With Newt Gingrich’s resurgence winning South Carolina, the gauntlet truly has been thrown down in the Republican nominating process. Romney is setting out in Florida to demonize Gingrich as someone who will tear down the Republican Party. Likewise, Gingrich is saying the same back about that “Massachusetts Moderate”. But why is this likely to become so nasty? Why isn’t this intraparty nomination process like the competitive, but not demagogic, race between Hillary Clinton and Barack Obama in 2008? The is reason is that Mitt vs. Newt isn’t just about who’s going to win the nomination; it’s about whose vision for the Republican party is going to dominate it for the next decade.
The GOP is now at a crossroads of a journey that began four years ago with the 2008 election of President Barack Obama and huge Democratic majorities in both the House and Senate. One path leads to the eventual nomination of former Massachusetts Governor Mitt Romney, the “establishment candidate”, representing the belief that the path to electoral victory for Republicans lies with independent voters who can be wooed by a business oriented moderate. The other path leads to the nomination of the firebrand conservative former House Speaker Newt Gingrich, the candidate that represents the party’s conservative and Tea Party base. The struggle you see playing out in the Republican nominating process is not Republicans choosing which candidate is best suited to beat President Obama, instead, it’s Republicans choosing what the Republican party is going to be in the 21st century. And each side in this decision believes the path they want to take is the path to victory, while the path of the “other side” will lead to nothing short of ruin and disaster.

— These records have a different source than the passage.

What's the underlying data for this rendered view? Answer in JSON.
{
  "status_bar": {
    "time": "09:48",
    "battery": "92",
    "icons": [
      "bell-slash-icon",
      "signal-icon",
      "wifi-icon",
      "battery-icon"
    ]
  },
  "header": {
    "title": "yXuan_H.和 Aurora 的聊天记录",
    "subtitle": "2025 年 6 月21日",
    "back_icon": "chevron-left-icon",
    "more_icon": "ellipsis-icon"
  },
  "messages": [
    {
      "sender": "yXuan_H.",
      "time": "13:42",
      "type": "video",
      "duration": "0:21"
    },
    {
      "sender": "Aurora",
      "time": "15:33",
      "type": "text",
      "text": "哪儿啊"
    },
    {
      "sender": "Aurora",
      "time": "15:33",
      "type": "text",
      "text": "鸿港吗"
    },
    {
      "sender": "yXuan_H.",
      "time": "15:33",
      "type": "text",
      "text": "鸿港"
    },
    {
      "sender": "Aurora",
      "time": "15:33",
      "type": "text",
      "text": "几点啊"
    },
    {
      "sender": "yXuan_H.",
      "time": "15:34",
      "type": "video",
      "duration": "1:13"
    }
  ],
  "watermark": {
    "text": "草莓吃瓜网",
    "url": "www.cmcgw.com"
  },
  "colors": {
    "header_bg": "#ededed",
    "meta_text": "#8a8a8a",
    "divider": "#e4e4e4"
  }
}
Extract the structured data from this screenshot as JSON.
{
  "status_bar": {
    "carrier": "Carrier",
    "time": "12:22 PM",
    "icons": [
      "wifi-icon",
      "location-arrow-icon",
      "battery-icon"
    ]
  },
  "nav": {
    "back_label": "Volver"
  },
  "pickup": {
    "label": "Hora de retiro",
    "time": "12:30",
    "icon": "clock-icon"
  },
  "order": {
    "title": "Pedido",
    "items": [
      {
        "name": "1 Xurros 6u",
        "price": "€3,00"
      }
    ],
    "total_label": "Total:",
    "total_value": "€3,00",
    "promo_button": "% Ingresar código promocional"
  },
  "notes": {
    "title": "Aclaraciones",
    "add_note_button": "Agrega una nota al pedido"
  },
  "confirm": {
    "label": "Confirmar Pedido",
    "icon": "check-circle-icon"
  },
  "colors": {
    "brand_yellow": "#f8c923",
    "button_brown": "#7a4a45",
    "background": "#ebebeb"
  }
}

The GOP began this journey with a divergence of analysis about their losses in 2006 and especially in 2008. The common conclusion trotted out by the Republicans their base of support, such as conservative columnists and the folks at Fox News, was that the Republican Party wasn’t conservative enough. With “big government conservatism”, represented by W and Sen. McCain, the GOP had strayed too far from the hard right, combative conservatism of folks from Goldwater to Jesse Helms and from Buchanan to Gingrich.
That conclusion birthed the Tea Party, drove right wing punditry, and lead to calls for “Second Amendment Remedies” to “take their country back”. With the Tea Party came not only a frontal assault to take back Congress, but the movement to “take back the Republican Party” from those they perceived to be Republican moderates believed to be nothing short of “fellow travelers” and “collaborators” with Democrats. In 2010, they believed their arch-conservative, hyper-partisan message paid off and paid off big. The Tea Party folks believe it was this, and not merely voter anger over the economy, that won them the US House by a huge margin and lead directly to the election of right wing and “base Republicans” to multiple governorships and state legislative majorities. Of course, this managed to hijack the entire legislative process of 2011 in multiple games of brinksmanship.
To their credit, the Tea Party and Republican base have a story line that makes some sense if the premise is true: This worked in 2010, so why change course? To go with Romney is to leave that path and return to the Republican losses like those in 2006 and 2008.
The problem is that not all Republicans believe this story line. Their narrative is that, issues of ethics, coupled with the Iraq war in 2006 and the economic collapse in 2008, was what cost Republicans their legislative majorities. They agree with columnist David Brooks that “America is a Center-Right Country. But they don’t think it is a Far-Right Country.” They believe the path is solid centrist conservative business principles. Additionally, they believe that the hyper partisan confrontational tone has hurt the nation, is hampering the economy, and that such a continued right turn by their party isn’t just a path to a loss in 2012 but also taking down the Republican House majority and any chance of winning the US Senate majority with it.
Their narrative points to polling showing independents as being angry at ineffective government, but not angry at a lack of ideology in government. They look at the lost opportunities to win control of the US Senate with fringe candidates and the “walking dead” governors in places like Florida, Ohio, and Wisconsin and worry that their party is in serious jeopardy of losing its ability to reach those same independent voters.
That is why the ensuing debate seems to focus so much on which candidate will bring disaster upon the Republican Party. It’s why Republicans in both New Hampshire and South Carolina both overwhelmingly cited electability in picking very different primary winners. With the contest between Hillary Clinton and Barack Obama, the Democratic Party knew where it wanted to go and so the campaign to find the best candidate didn’t leave the scars this Republican contest appears set to create. The Republican Party is looking not just for its best candidate as the Democrats were in 2008. They’re searching for their soul.
As someone who probably identifies more with the “activist base” of the Democratic Party, I cannot help but understand the logic of the Tea Party folks (even if I don’t agree with their ideology). You cannot ignore the base and win an election. That said, I also know America has never been a nation of extreme conservatism. To claim you’re somehow taking us back to somewhere we never were is where the perceived logic seems to meet real world application. It doesn’t quite fit. The thing to remember is that how Republicans deal with that divergence will determine not just this election, but many more to come.